The researchers found that at the microscopic level, polymer stents have a heterogeneous structure that eventually leads to structural collapse. The outer layers of the stent have a smooth crystalline structure of highly aligned polymers, but the inner core tends to have a less ordered structure. When the stent is inflated, these regions are disrupted, potentially causing early loss of integrity in parts of the structure.
“Because the nonuniform degradation causes certain locations to degrade faster, it promotes large deformations, potentially disrupting blood flow,” says Pei-Jiang Wang, a Boston University graduate student and researcher on the project.
When the stents deform, they can block blood flow, leading to clotting and potential heart attacks. The researchers believe the information they uncovered could help stent designers come up with alternative approaches to fabricating stents, letting them eliminate some of the structural irregularities.
Another reason these problems weren’t detected earlier, according to the researchers, is that many preclinical tests were conducted for only about six months. During this time, the polymer stents were beginning to degrade at the microscopic level, but the flaws couldn’t be detected with the tools scientists were using to analyze them.
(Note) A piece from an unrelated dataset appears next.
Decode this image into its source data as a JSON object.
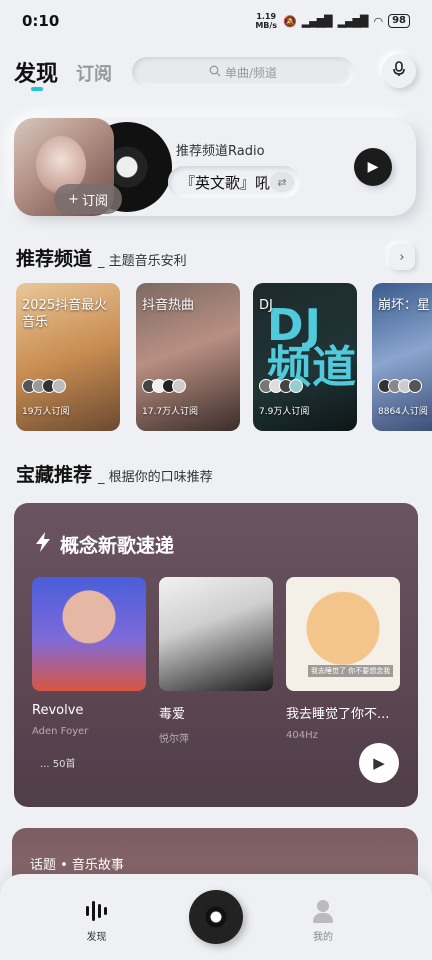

Visible deformations did not appear until much later.
The researchers believe their new method for analyzing the device’s microstructure could help scientists better evaluate new stents as well as other types of degradable polymer devices.
“This method provides lets you to look at a metric that tells you quickly about what will happen much later,” Edelman says. “If you know about potential issues in advance, you can have a better idea of where to look in animal models and clinical models for safety issues.”
The researchers hope their work will lead to a new way to design and evaluate polymer stents and other degradable medical devices. “When we use polymers to make these devices, we need think about how the fabrication techniques affect the microstructure, and how the microstructure affects the device performance,” says Wang.